WHAT IS REQUIRED => Nothing but an exact copy of the records is expected here.

DATASET RECORDS =>
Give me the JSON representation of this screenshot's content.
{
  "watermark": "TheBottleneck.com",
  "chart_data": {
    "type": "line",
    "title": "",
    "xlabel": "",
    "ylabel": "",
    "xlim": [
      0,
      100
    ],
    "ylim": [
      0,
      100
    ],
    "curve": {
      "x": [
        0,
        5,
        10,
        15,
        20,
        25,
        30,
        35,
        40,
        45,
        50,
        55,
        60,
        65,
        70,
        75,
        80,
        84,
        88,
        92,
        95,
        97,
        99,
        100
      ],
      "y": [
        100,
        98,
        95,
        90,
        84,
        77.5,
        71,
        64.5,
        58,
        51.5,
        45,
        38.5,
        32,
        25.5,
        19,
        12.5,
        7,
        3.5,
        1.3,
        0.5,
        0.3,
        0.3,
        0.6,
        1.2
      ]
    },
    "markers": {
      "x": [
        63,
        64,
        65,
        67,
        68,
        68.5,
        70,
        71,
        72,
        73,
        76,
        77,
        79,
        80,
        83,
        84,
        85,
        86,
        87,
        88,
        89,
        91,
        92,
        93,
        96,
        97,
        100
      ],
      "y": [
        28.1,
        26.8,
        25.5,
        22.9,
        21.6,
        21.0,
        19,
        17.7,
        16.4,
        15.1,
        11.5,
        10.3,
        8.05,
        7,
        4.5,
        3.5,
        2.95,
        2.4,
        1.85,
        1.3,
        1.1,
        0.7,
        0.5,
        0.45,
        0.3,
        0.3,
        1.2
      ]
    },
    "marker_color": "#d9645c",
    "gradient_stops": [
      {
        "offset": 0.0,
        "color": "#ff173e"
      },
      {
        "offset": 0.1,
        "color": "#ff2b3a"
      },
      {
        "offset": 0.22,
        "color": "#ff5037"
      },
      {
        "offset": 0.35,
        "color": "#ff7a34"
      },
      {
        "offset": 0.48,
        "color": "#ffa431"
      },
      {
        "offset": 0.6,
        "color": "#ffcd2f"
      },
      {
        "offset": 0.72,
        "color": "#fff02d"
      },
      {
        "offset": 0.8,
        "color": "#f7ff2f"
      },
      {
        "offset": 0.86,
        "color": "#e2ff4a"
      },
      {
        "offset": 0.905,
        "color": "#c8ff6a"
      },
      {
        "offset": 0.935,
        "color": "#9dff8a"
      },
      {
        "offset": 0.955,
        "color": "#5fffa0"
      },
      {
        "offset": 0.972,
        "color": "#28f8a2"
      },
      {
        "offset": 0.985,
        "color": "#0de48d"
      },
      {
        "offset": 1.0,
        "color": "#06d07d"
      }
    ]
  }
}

REPLY TO THE TASK =>
Give me the JSON representation of this screenshot's content.
{
  "watermark": "TheBottleneck.com",
  "chart_data": {
    "type": "line",
    "title": "",
    "xlabel": "",
    "ylabel": "",
    "xlim": [
      0,
      100
    ],
    "ylim": [
      0,
      100
    ],
    "curve": {
      "x": [
        0,
        5,
        10,
        15,
        20,
        25,
        30,
        35,
        40,
        45,
        50,
        55,
        60,
        65,
        70,
        75,
        80,
        84,
        88,
        92,
        95,
        97,
        99,
        100
      ],
      "y": [
        100,
        98,
        95,
        90,
        84,
        77.5,
        71,
        64.5,
        58,
        51.5,
        45,
        38.5,
        32,
        25.5,
        19,
        12.5,
        7,
        3.5,
        1.3,
        0.5,
        0.3,
        0.3,
        0.6,
        1.2
      ]
    },
    "markers": {
      "x": [
        63,
        64,
        65,
        67,
        68,
        68.5,
        70,
        71,
        72,
        73,
        76,
        77,
        79,
        80,
        83,
        84,
        85,
        86,
        87,
        88,
        89,
        91,
        92,
        93,
        96,
        97,
        100
      ],
      "y": [
        28.1,
        26.8,
        25.5,
        22.9,
        21.6,
        21.0,
        19,
        17.7,
        16.4,
        15.1,
        11.5,
        10.3,
        8.05,
        7,
        4.5,
        3.5,
        2.95,
        2.4,
        1.85,
        1.3,
        1.1,
        0.7,
        0.5,
        0.45,
        0.3,
        0.3,
        1.2
      ]
    },
    "marker_color": "#d9645c",
    "gradient_stops": [
      {
        "offset": 0.0,
        "color": "#ff173e"
      },
      {
        "offset": 0.1,
        "color": "#ff2b3a"
      },
      {
        "offset": 0.22,
        "color": "#ff5037"
      },
      {
        "offset": 0.35,
        "color": "#ff7a34"
      },
      {
        "offset": 0.48,
        "color": "#ffa431"
      },
      {
        "offset": 0.6,
        "color": "#ffcd2f"
      },
      {
        "offset": 0.72,
        "color": "#fff02d"
      },
      {
        "offset": 0.8,
        "color": "#f7ff2f"
      },
      {
        "offset": 0.86,
        "color": "#e2ff4a"
      },
      {
        "offset": 0.905,
        "color": "#c8ff6a"
      },
      {
        "offset": 0.935,
        "color": "#9dff8a"
      },
      {
        "offset": 0.955,
        "color": "#5fffa0"
      },
      {
        "offset": 0.972,
        "color": "#28f8a2"
      },
      {
        "offset": 0.985,
        "color": "#0de48d"
      },
      {
        "offset": 1.0,
        "color": "#06d07d"
      }
    ]
  }
}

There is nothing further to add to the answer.